** Data excerpts follows **
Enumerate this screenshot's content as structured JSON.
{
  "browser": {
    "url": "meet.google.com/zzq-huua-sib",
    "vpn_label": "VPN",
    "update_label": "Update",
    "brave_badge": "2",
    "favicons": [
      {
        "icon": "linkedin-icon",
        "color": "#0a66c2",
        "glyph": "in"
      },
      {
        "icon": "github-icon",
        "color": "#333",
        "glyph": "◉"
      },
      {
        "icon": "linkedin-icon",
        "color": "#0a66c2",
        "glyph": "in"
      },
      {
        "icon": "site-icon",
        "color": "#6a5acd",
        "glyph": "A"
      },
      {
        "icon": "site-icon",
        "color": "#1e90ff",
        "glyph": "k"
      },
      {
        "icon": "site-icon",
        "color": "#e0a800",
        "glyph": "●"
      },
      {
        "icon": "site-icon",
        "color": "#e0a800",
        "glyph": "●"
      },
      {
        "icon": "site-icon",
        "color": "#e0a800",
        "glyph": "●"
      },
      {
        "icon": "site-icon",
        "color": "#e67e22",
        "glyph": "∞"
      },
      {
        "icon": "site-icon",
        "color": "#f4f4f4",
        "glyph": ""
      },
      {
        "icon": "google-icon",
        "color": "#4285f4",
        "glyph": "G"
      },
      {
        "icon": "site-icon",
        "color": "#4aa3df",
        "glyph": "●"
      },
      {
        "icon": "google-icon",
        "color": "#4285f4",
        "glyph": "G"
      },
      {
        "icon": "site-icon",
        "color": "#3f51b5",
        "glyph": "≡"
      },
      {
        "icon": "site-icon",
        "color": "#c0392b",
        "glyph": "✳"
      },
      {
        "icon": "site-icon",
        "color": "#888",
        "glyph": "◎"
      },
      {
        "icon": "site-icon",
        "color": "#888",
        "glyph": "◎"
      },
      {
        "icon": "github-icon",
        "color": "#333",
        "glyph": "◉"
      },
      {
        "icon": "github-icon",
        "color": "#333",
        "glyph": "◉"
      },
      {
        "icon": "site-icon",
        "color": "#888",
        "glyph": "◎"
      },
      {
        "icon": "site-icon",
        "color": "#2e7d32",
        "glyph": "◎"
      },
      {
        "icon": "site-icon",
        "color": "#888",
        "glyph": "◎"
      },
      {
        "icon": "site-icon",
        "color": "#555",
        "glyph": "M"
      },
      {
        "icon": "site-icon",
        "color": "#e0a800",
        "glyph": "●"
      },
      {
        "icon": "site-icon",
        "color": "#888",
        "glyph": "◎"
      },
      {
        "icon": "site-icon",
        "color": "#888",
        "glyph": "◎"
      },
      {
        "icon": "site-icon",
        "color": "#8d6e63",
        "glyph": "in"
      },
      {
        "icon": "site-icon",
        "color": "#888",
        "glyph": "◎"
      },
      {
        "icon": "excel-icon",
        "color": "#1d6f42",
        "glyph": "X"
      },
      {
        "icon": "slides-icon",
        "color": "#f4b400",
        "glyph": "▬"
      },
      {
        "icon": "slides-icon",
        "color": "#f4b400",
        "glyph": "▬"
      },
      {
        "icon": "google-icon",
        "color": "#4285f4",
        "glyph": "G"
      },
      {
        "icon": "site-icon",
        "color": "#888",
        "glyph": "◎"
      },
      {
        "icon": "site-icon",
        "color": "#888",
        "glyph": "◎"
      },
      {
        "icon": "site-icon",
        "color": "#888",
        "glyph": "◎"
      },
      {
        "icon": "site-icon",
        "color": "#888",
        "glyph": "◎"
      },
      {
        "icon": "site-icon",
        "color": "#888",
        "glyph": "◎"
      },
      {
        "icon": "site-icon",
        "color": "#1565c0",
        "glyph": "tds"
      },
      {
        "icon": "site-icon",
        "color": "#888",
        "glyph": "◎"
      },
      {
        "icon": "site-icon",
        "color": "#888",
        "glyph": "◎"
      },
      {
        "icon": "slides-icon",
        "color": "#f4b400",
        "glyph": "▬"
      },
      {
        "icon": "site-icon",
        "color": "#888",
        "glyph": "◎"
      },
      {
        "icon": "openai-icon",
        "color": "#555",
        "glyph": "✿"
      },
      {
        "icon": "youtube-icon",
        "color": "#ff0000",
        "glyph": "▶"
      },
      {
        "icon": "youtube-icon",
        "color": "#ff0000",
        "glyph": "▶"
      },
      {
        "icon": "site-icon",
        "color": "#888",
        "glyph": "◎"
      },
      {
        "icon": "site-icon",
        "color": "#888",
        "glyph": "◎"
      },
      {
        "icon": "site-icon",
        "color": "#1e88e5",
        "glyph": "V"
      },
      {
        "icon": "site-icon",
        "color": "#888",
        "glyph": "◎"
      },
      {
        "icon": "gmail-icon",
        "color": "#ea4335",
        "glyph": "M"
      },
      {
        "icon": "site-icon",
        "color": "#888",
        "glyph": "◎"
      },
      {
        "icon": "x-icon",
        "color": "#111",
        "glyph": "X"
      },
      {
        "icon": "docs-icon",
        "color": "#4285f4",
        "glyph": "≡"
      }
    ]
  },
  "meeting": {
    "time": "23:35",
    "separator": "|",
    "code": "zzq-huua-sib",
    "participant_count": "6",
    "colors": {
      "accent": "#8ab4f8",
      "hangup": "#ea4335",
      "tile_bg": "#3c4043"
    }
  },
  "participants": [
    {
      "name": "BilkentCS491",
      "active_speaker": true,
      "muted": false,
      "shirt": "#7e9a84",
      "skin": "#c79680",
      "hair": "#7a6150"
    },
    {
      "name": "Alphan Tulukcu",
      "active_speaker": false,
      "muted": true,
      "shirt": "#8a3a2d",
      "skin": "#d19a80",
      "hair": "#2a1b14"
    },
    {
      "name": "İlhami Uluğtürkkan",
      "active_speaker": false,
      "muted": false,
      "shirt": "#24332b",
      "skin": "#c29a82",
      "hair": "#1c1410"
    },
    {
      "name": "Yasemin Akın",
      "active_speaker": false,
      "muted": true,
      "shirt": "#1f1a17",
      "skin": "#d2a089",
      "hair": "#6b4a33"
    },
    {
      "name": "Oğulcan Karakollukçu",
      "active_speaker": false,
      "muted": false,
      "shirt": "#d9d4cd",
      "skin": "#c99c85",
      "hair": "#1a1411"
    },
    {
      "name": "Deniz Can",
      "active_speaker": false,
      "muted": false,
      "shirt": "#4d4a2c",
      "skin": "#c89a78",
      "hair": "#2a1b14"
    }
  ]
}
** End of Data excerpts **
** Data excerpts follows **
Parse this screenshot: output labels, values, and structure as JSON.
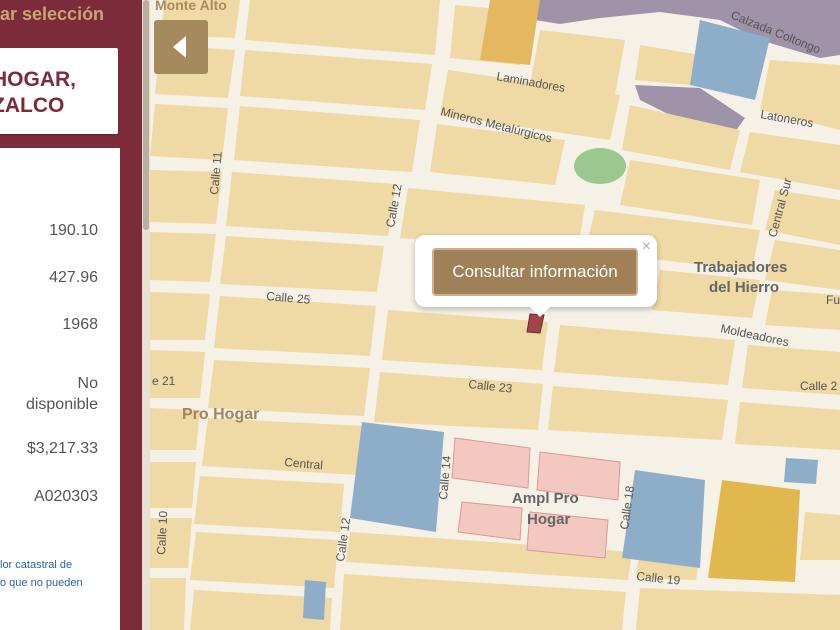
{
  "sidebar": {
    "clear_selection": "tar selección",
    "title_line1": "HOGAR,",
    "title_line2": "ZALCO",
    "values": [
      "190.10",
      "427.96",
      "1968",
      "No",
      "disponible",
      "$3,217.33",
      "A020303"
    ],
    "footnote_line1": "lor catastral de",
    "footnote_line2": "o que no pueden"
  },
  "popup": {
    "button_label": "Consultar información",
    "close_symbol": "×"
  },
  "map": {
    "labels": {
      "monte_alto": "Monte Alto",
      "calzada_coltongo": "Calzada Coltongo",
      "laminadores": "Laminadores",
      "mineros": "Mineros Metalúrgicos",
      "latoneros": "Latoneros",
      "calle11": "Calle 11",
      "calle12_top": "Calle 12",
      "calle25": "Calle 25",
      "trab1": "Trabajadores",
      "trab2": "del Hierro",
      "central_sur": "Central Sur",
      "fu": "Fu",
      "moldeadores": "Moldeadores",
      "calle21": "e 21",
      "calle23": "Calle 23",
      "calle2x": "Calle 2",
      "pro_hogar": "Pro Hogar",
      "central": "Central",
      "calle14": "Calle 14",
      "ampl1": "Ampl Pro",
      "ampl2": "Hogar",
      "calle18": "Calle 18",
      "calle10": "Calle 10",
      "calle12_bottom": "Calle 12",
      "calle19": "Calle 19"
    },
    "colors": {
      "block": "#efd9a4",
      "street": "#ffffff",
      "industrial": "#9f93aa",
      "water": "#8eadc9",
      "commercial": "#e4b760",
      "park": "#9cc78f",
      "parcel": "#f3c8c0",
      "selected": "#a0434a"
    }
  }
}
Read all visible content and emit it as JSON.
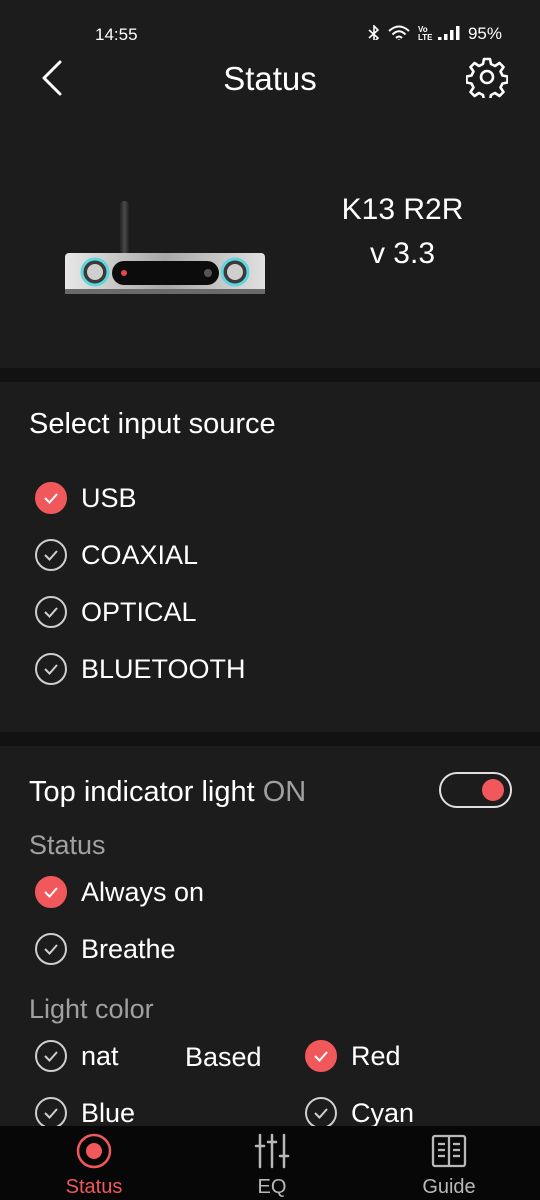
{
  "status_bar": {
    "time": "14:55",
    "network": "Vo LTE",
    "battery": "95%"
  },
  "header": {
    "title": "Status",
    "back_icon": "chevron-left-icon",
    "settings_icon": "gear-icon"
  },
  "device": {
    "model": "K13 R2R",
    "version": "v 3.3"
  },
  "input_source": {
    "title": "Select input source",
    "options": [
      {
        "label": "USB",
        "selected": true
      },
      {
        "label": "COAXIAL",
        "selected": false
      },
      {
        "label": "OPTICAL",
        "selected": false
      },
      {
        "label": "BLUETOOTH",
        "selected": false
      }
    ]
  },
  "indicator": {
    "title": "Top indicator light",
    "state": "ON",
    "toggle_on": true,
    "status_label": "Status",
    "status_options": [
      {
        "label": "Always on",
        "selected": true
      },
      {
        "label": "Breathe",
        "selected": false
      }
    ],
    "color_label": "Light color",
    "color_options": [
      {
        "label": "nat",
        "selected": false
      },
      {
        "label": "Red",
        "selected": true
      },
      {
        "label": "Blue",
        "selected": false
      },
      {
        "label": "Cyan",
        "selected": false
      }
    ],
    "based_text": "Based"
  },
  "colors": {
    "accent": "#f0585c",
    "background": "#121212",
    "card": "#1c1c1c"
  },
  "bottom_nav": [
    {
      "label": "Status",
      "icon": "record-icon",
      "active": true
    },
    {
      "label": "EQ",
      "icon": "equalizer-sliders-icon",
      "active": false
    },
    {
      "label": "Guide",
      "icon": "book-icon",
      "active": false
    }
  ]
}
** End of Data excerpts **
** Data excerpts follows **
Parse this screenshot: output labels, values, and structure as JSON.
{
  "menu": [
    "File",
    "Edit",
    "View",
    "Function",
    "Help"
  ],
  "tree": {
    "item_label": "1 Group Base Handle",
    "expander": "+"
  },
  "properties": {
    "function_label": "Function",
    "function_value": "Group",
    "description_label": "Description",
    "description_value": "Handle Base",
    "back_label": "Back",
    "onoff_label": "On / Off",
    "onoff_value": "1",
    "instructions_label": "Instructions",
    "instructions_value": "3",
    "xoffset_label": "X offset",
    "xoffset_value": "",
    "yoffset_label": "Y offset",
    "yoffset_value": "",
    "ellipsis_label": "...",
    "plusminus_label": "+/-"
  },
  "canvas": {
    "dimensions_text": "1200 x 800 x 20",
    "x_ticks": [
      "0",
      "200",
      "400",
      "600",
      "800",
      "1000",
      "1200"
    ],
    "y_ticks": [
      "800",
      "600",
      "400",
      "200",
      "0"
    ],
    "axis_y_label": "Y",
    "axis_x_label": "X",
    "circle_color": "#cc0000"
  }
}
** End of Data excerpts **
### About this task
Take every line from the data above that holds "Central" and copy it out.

### Exercise output
      "central_sur": "Central Sur",
      "central": "Central",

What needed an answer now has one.